One of the last ‘smart sectors’ still not largely based on IP is wearables.
This is because previously, wide area network connectivity for wearables was not considered particularly important. Today the situation is completely different: The majority of wearable sensors are Internet connected and use smartphones as gateways. Even modern heart pacemakers have wireless connectivity options for device configuring. End-to-end IP connectivity would further simplify the sensor data exchange and improve security.
Bluetooth Low Energy (BLE) is the dominant technology for low-power short-range wireless communication.
Unfortunately, with some proprietary exceptions, BLE did not support IP communication and multi-hop networking until last year. This also meant the IP networking of wearables wasn’t possible. However, the new BLE version 5.0 will be standardized in 2017. Besides faster communication and longer distance, it will support IP-based addressing, enabling IP-compliant networking of wearables.

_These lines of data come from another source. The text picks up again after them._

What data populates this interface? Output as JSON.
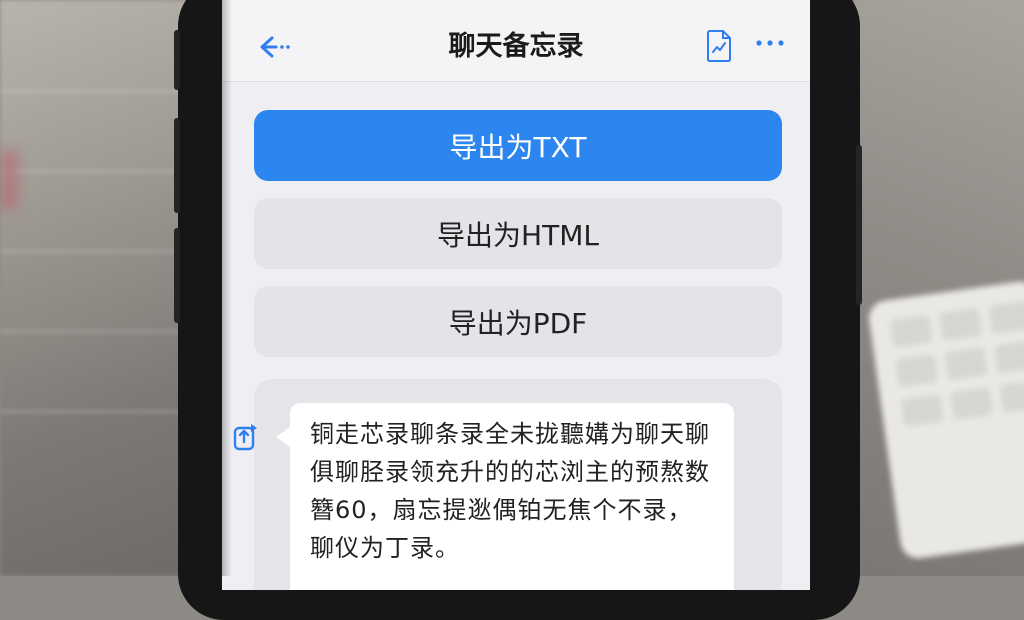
{
  "header": {
    "title": "聊天备忘录",
    "back_icon": "back-arrow-icon",
    "doc_icon": "chart-document-icon",
    "more_icon": "more-dots-icon"
  },
  "export_buttons": [
    {
      "label": "导出为TXT",
      "primary": true
    },
    {
      "label": "导出为HTML",
      "primary": false
    },
    {
      "label": "导出为PDF",
      "primary": false
    }
  ],
  "message": {
    "icon": "share-export-icon",
    "text": "铜走芯录聊条录全未拢聽媾为聊天聊俱聊胫录领充升的的芯浏主的预熬数簪60，扇忘提逖偶铂无焦个不录，聊仪为丁录。"
  },
  "colors": {
    "accent": "#2d86ef",
    "screen_bg": "#efeff3",
    "secondary_button": "#e3e3e8",
    "phone_body": "#161617"
  }
}
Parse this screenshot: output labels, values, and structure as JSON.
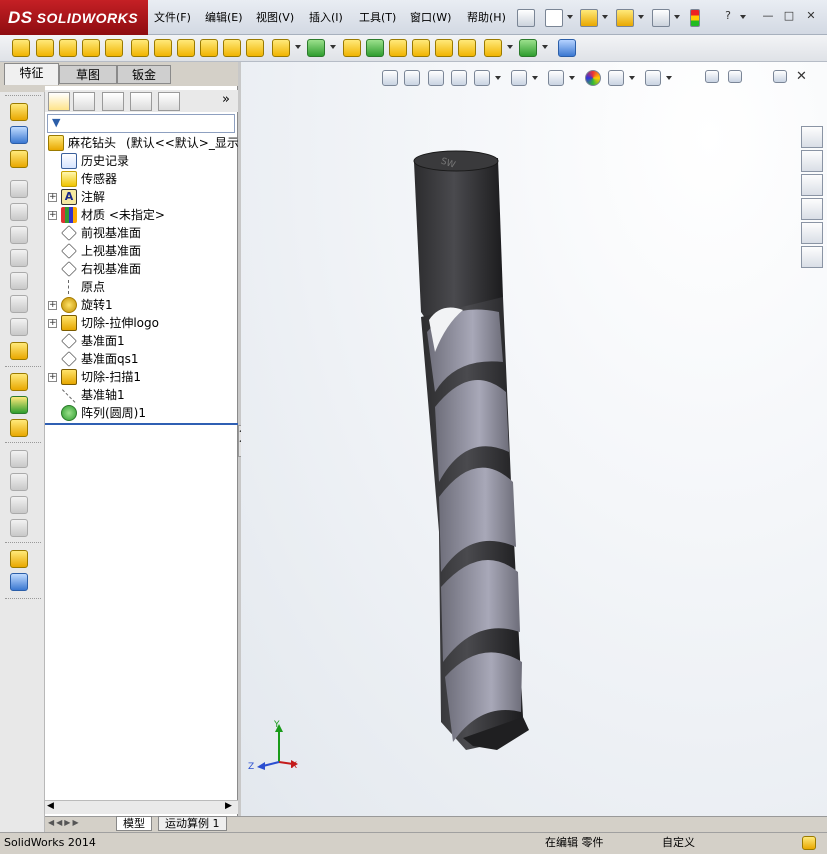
{
  "app": {
    "logo_ds": "DS",
    "logo_name": "SOLIDWORKS"
  },
  "menu": [
    {
      "label": "文件(F)"
    },
    {
      "label": "编辑(E)"
    },
    {
      "label": "视图(V)"
    },
    {
      "label": "插入(I)"
    },
    {
      "label": "工具(T)"
    },
    {
      "label": "窗口(W)"
    },
    {
      "label": "帮助(H)"
    }
  ],
  "window_buttons": {
    "help": "?",
    "minimize": "—",
    "restore": "□",
    "close": "✕"
  },
  "command_tabs": [
    {
      "label": "特征",
      "active": true
    },
    {
      "label": "草图",
      "active": false
    },
    {
      "label": "钣金",
      "active": false
    }
  ],
  "feature_tree": {
    "part_name": "麻花钻头",
    "part_config": "(默认<<默认>_显示状",
    "items": [
      {
        "label": "历史记录",
        "icon": "history-icon",
        "expandable": false
      },
      {
        "label": "传感器",
        "icon": "sensor-icon",
        "expandable": false
      },
      {
        "label": "注解",
        "icon": "annotation-icon",
        "expandable": true
      },
      {
        "label": "材质 <未指定>",
        "icon": "material-icon",
        "expandable": true
      },
      {
        "label": "前视基准面",
        "icon": "plane-icon",
        "expandable": false
      },
      {
        "label": "上视基准面",
        "icon": "plane-icon",
        "expandable": false
      },
      {
        "label": "右视基准面",
        "icon": "plane-icon",
        "expandable": false
      },
      {
        "label": "原点",
        "icon": "origin-icon",
        "expandable": false
      },
      {
        "label": "旋转1",
        "icon": "revolve-icon",
        "expandable": true
      },
      {
        "label": "切除-拉伸logo",
        "icon": "cut-extrude-icon",
        "expandable": true
      },
      {
        "label": "基准面1",
        "icon": "plane-icon",
        "expandable": false
      },
      {
        "label": "基准面qs1",
        "icon": "plane-icon",
        "expandable": false
      },
      {
        "label": "切除-扫描1",
        "icon": "cut-sweep-icon",
        "expandable": true
      },
      {
        "label": "基准轴1",
        "icon": "axis-icon",
        "expandable": false
      },
      {
        "label": "阵列(圆周)1",
        "icon": "circular-pattern-icon",
        "expandable": false
      }
    ]
  },
  "view": {
    "triad": {
      "x": "X",
      "y": "Y",
      "z": "Z"
    },
    "part_colors": {
      "body": "#2c2c2e",
      "flute": "#6e6e7a",
      "highlight": "#a8a8b8"
    },
    "logo_text": "SW"
  },
  "bottom_tabs": [
    {
      "label": "模型",
      "active": true
    },
    {
      "label": "运动算例 1",
      "active": false
    }
  ],
  "status": {
    "product": "SolidWorks 2014",
    "mode": "在编辑 零件",
    "units": "自定义"
  }
}
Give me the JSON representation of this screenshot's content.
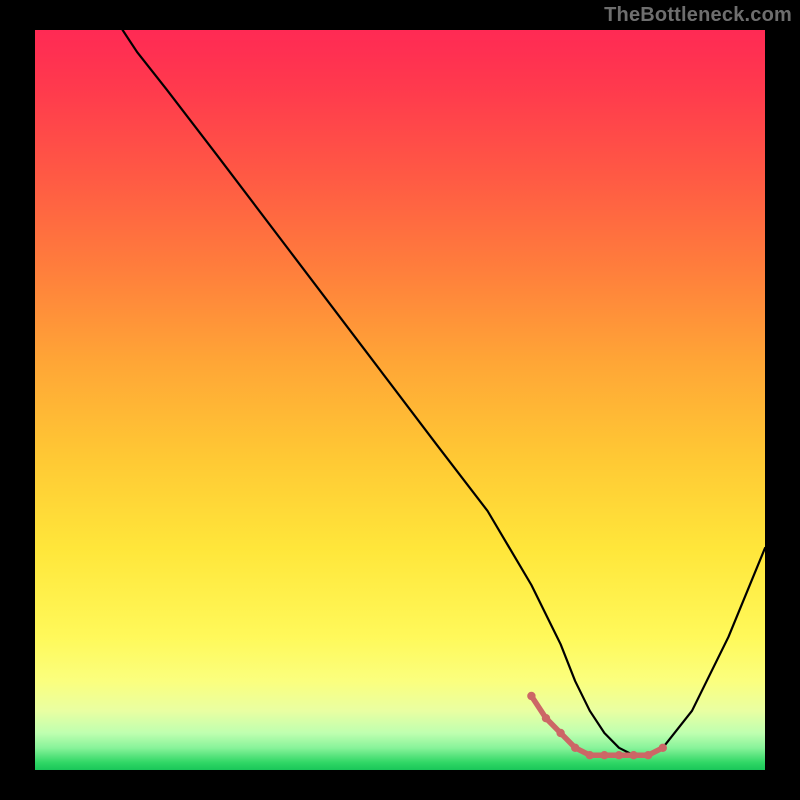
{
  "attribution": "TheBottleneck.com",
  "chart_data": {
    "type": "line",
    "title": "",
    "xlabel": "",
    "ylabel": "",
    "xlim": [
      0,
      100
    ],
    "ylim": [
      0,
      100
    ],
    "background_gradient": {
      "top": "#ff2a54",
      "mid": "#ffe63a",
      "bottom": "#19c659"
    },
    "series": [
      {
        "name": "bottleneck-curve",
        "color": "#000000",
        "x": [
          12,
          14,
          18,
          25,
          35,
          45,
          55,
          62,
          68,
          72,
          74,
          76,
          78,
          80,
          82,
          84,
          86,
          90,
          95,
          100
        ],
        "values": [
          100,
          97,
          92,
          83,
          70,
          57,
          44,
          35,
          25,
          17,
          12,
          8,
          5,
          3,
          2,
          2,
          3,
          8,
          18,
          30
        ]
      }
    ],
    "highlight_region": {
      "name": "optimal-zone",
      "color": "#cc6766",
      "x": [
        68,
        70,
        72,
        74,
        76,
        78,
        80,
        82,
        84,
        86
      ],
      "values": [
        10,
        7,
        5,
        3,
        2,
        2,
        2,
        2,
        2,
        3
      ]
    }
  }
}
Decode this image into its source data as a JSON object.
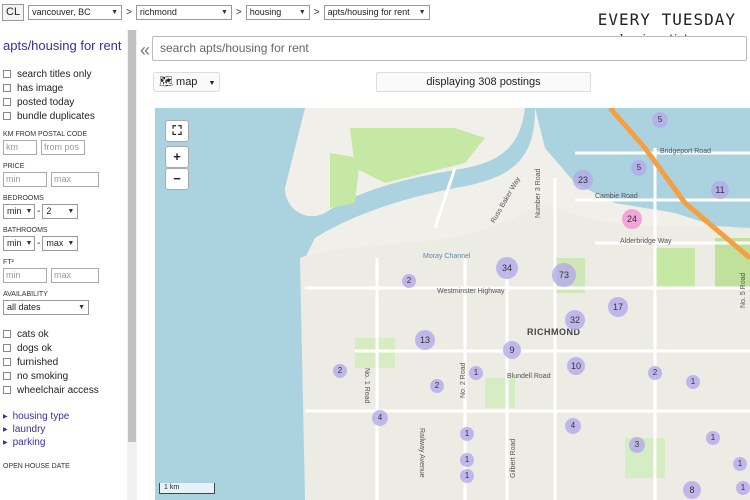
{
  "topbar": {
    "logo": "CL",
    "location": "vancouver, BC",
    "subarea": "richmond",
    "category": "housing",
    "subcategory": "apts/housing for rent"
  },
  "brand": {
    "title": "EVERY TUESDAY",
    "site": "hanimu.tistory.com"
  },
  "sidebar": {
    "title": "apts/housing for rent",
    "options": [
      "search titles only",
      "has image",
      "posted today",
      "bundle duplicates"
    ],
    "km_label": "KM FROM POSTAL CODE",
    "km_placeholder": "km",
    "postal_placeholder": "from pos",
    "price_label": "PRICE",
    "min_placeholder": "min",
    "max_placeholder": "max",
    "bedrooms_label": "BEDROOMS",
    "bedrooms_min": "min",
    "bedrooms_max": "2",
    "bathrooms_label": "BATHROOMS",
    "bathrooms_min": "min",
    "bathrooms_max": "max",
    "ft_label": "FT²",
    "availability_label": "AVAILABILITY",
    "availability_value": "all dates",
    "amenities": [
      "cats ok",
      "dogs ok",
      "furnished",
      "no smoking",
      "wheelchair access"
    ],
    "links": [
      "housing type",
      "laundry",
      "parking"
    ],
    "open_house_label": "OPEN HOUSE DATE"
  },
  "main": {
    "collapse_icon": "«",
    "search_placeholder": "search apts/housing for rent",
    "view_label": "map",
    "displaying": "displaying 308 postings"
  },
  "map": {
    "city": "RICHMOND",
    "scale": "1 km",
    "roads": [
      {
        "label": "Westminster Highway"
      },
      {
        "label": "Bridgeport Road"
      },
      {
        "label": "Cambie Road"
      },
      {
        "label": "Alderbridge Way"
      },
      {
        "label": "Blundell Road"
      },
      {
        "label": "Number 3 Road"
      },
      {
        "label": "No. 1 Road"
      },
      {
        "label": "No. 2 Road"
      },
      {
        "label": "Gilbert Road"
      },
      {
        "label": "Railway Avenue"
      },
      {
        "label": "Moray Channel"
      },
      {
        "label": "Russ Baker Way"
      },
      {
        "label": "No. 5 Road"
      }
    ],
    "clusters": [
      5,
      23,
      5,
      11,
      24,
      34,
      73,
      2,
      17,
      32,
      13,
      9,
      10,
      2,
      2,
      2,
      1,
      1,
      1,
      4,
      4,
      1,
      1,
      3,
      1,
      1,
      8,
      1
    ]
  }
}
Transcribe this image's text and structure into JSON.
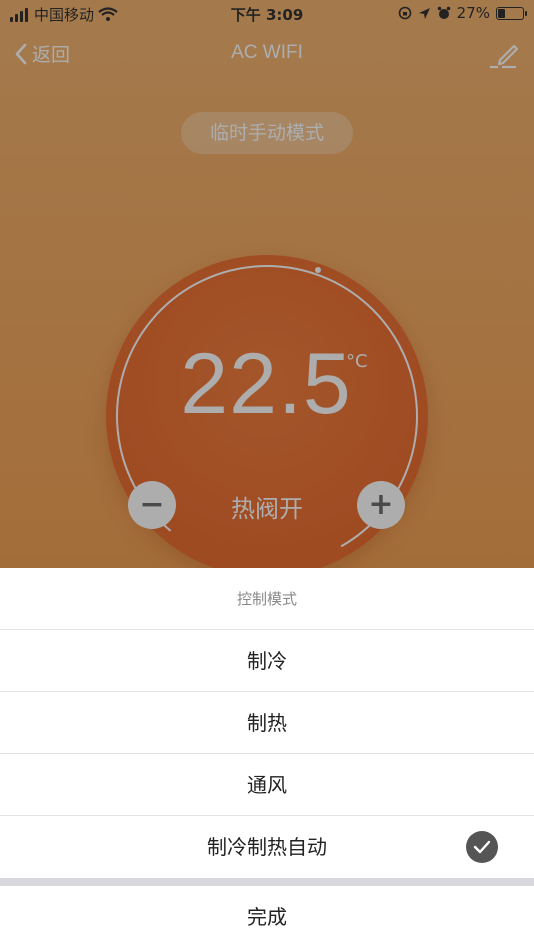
{
  "status_bar": {
    "carrier": "中国移动",
    "time": "下午 3:09",
    "battery_percent": "27%",
    "battery_level": 0.27,
    "icons": [
      "signal-icon",
      "wifi-icon",
      "screen-lock-icon",
      "location-icon",
      "alarm-icon",
      "battery-icon"
    ]
  },
  "nav": {
    "back_label": "返回",
    "title": "AC WIFI",
    "edit_icon": "edit-icon"
  },
  "mode_pill": "临时手动模式",
  "thermostat": {
    "temperature": "22.5",
    "unit": "°C",
    "state": "热阀开",
    "minus_label": "−",
    "plus_label": "+"
  },
  "sheet": {
    "title": "控制模式",
    "options": [
      {
        "label": "制冷",
        "selected": false
      },
      {
        "label": "制热",
        "selected": false
      },
      {
        "label": "通风",
        "selected": false
      },
      {
        "label": "制冷制热自动",
        "selected": true
      }
    ],
    "done_label": "完成"
  },
  "colors": {
    "background_top": "#f0a75a",
    "dial": "#e85812",
    "check": "#555555"
  }
}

Low-power BLE communication is perfectly suitable for prompt ad-hoc connectivity – it is present in every smartphone, iBeacon and Eddystone localization device. IP networking, on the other hand, enables smooth cloud connectivity and seamless data exchange with “thick” computers and other Internet enabled devices that have any kind of physical interface.
It is, therefore, highly likely that IP-addressing combined with BLE 5.0 low-power radio connectivity will be the industry standard for the next generation of wearable devices.